Every entry in the data that follows should come back exactly, pictures aside.
:: Stored data
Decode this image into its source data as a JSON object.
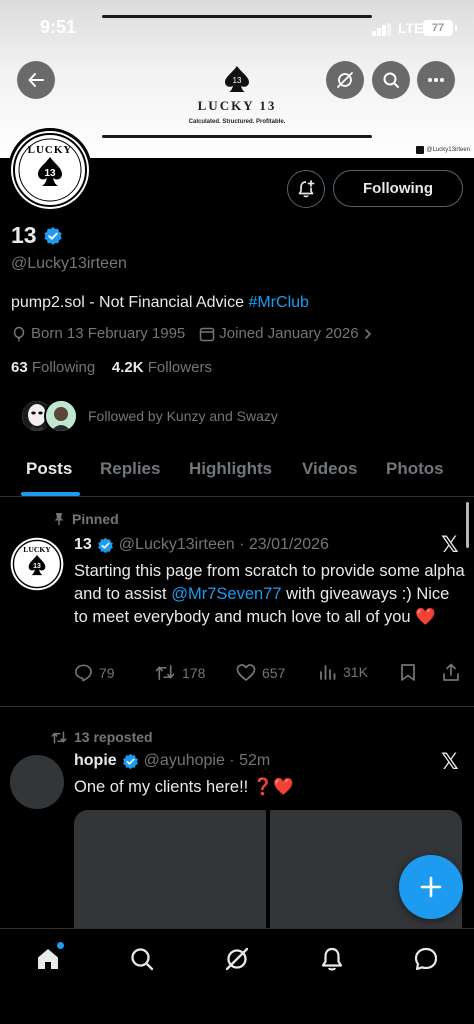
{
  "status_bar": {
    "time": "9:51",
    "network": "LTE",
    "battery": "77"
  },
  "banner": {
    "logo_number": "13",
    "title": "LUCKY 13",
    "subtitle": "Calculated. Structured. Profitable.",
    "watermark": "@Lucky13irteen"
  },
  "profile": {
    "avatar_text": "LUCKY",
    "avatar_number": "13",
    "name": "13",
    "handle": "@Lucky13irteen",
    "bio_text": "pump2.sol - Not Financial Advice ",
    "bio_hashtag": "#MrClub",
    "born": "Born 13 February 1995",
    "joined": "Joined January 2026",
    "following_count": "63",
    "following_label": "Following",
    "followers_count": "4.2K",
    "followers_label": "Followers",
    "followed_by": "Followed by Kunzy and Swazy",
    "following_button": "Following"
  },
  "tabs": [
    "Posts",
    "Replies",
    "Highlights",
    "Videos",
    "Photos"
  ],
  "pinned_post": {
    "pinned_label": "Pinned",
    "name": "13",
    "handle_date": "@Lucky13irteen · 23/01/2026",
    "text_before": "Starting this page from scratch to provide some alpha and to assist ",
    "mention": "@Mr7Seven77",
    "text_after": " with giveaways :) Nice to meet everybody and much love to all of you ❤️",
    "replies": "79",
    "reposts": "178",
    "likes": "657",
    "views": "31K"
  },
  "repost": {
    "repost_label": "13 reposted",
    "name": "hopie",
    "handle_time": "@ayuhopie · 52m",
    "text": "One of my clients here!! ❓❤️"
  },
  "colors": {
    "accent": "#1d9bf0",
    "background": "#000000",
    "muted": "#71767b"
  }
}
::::
# Exercise output
Decode this image into its source data as a JSON object.
{
  "status_bar": {
    "time": "9:51",
    "network": "LTE",
    "battery": "77"
  },
  "banner": {
    "logo_number": "13",
    "title": "LUCKY 13",
    "subtitle": "Calculated. Structured. Profitable.",
    "watermark": "@Lucky13irteen"
  },
  "profile": {
    "avatar_text": "LUCKY",
    "avatar_number": "13",
    "name": "13",
    "handle": "@Lucky13irteen",
    "bio_text": "pump2.sol - Not Financial Advice ",
    "bio_hashtag": "#MrClub",
    "born": "Born 13 February 1995",
    "joined": "Joined January 2026",
    "following_count": "63",
    "following_label": "Following",
    "followers_count": "4.2K",
    "followers_label": "Followers",
    "followed_by": "Followed by Kunzy and Swazy",
    "following_button": "Following"
  },
  "tabs": [
    "Posts",
    "Replies",
    "Highlights",
    "Videos",
    "Photos"
  ],
  "pinned_post": {
    "pinned_label": "Pinned",
    "name": "13",
    "handle_date": "@Lucky13irteen · 23/01/2026",
    "text_before": "Starting this page from scratch to provide some alpha and to assist ",
    "mention": "@Mr7Seven77",
    "text_after": " with giveaways :) Nice to meet everybody and much love to all of you ❤️",
    "replies": "79",
    "reposts": "178",
    "likes": "657",
    "views": "31K"
  },
  "repost": {
    "repost_label": "13 reposted",
    "name": "hopie",
    "handle_time": "@ayuhopie · 52m",
    "text": "One of my clients here!! ❓❤️"
  },
  "colors": {
    "accent": "#1d9bf0",
    "background": "#000000",
    "muted": "#71767b"
  }
}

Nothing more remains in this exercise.